“Opry” and “oprahouse” are regional vernacular often used to describe settings for folk jam sessions that are nestled in backyards across America. One of the most well-known oprahouses in the mountains of North Carolina is Ms. Nelia Hyatt’s, located in Asheville. Ms. Hyatt has been hosting musicians for over 50 years and gatherings still occur weekly. A jam at Ms. Hyatt’s is a colorful and familial scene of old couples dancing, tables of potluck food, musicians in folding chairs, and listeners leaning against the back wall.
Rod Murphy and Scot B. Morgan produced a documentary and a corresponding album about Ms. Hyatt’s OpraHouse, both of which are titled Rank Strangers. The first release on Asheville’s relatively new label Harvest Recordings, an outgrowth of the truly fantastic West Asheville record store, Harvest Records, the CD highlights bluegrass favorites performed by jam-goers, family bands, and North Carolinian artists. A copy is housed in the Southern Folklife Collection, call no. CD-7421, and I strongly recommend listening if you enjoy live old time and bluegrass. Not only does Rank Strangers present a very real and authentic portrait of bluegrass dynamics, it showcases the professional talent of these “unknown” musicians. In other words, the players on Rank Strangers may be a mash up of locals, out-of-towners, and grandsons, but they sure can pick.
We have an affinity for field recordings at the SFC, and the sonic environment of the performance setting captured on this CD is remarkable; I have never heard a more live or lively collection of songs.
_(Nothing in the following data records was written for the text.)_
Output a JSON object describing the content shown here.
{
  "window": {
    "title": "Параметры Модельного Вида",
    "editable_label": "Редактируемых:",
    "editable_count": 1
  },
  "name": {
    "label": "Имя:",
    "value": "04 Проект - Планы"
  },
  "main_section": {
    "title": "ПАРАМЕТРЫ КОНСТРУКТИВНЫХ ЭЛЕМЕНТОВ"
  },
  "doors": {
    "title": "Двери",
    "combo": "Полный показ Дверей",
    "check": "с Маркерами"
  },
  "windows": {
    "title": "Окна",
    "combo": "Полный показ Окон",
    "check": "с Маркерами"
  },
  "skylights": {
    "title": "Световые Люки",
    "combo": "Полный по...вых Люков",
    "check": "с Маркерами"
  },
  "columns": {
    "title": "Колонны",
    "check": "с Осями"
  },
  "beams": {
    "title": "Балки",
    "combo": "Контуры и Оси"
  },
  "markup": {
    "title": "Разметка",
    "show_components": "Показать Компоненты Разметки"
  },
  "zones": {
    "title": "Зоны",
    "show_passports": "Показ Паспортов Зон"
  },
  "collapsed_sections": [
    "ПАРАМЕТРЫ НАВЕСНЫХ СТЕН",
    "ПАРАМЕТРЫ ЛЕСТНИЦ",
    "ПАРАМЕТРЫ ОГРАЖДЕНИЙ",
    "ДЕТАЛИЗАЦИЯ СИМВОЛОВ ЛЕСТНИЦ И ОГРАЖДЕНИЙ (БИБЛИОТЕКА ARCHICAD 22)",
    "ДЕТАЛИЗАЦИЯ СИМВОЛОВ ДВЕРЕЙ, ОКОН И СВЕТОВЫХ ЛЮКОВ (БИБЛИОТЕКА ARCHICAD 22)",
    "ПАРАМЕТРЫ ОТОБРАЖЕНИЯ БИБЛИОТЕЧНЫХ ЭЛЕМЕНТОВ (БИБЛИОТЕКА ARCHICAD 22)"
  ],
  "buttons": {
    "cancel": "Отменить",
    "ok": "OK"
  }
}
Whether eavesdropping snippets of conversation, or listening to crickets singing in the background, the listener is transported directly into the jam session. One of the best examples of this on the album is the energetic rendition of “John Henry,” recorded live at the Oprahouse.
Other tracks whose vivid mood and setting are particularly audible include “Home Sweet Home,” “Freeborn Man (With $50 Dollar Bill Rant),” and “How Mountain Girls Can Love”.